══ Records supplied

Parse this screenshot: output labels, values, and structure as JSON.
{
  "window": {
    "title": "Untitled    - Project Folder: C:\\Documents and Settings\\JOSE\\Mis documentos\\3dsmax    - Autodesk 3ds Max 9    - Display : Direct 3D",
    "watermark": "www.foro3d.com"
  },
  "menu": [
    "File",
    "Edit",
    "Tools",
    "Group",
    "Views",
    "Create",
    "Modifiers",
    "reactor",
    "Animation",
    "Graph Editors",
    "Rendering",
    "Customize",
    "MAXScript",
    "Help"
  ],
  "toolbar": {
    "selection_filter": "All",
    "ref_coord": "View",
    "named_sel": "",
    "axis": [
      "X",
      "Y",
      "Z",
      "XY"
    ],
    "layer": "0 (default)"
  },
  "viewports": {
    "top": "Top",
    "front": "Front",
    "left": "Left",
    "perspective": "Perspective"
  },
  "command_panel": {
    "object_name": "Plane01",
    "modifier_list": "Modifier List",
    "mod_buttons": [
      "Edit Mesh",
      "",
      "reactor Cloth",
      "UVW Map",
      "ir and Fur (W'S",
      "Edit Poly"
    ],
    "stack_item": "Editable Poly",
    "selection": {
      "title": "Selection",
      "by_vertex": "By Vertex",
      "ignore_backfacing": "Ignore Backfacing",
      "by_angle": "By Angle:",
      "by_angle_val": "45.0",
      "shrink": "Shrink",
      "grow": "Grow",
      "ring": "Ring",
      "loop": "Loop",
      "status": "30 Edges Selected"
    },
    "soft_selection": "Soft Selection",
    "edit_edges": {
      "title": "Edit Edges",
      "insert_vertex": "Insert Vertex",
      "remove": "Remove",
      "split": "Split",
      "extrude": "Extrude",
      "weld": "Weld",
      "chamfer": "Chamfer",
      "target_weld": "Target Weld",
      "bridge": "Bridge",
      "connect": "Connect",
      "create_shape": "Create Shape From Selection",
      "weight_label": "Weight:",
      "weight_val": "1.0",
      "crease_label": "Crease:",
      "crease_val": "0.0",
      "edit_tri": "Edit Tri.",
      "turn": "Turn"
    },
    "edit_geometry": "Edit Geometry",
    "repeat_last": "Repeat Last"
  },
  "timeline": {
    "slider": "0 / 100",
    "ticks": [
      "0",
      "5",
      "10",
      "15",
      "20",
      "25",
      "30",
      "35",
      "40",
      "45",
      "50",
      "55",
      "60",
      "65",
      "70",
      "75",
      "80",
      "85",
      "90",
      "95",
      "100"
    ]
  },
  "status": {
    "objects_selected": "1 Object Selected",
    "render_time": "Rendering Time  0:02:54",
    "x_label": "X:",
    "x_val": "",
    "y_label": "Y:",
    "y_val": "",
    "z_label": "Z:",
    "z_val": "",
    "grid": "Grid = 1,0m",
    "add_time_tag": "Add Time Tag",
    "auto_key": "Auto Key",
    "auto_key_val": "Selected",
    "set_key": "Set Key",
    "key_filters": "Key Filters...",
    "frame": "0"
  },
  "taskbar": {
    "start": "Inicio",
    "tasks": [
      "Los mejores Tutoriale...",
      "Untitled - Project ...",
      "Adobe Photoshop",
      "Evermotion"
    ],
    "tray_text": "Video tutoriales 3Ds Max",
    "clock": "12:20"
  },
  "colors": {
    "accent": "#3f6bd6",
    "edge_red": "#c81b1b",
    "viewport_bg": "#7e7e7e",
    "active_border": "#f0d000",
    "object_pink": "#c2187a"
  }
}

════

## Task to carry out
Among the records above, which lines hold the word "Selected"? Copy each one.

## Solution for this problem
      "status": "30 Edges Selected"
    "objects_selected": "1 Object Selected",
    "auto_key_val": "Selected",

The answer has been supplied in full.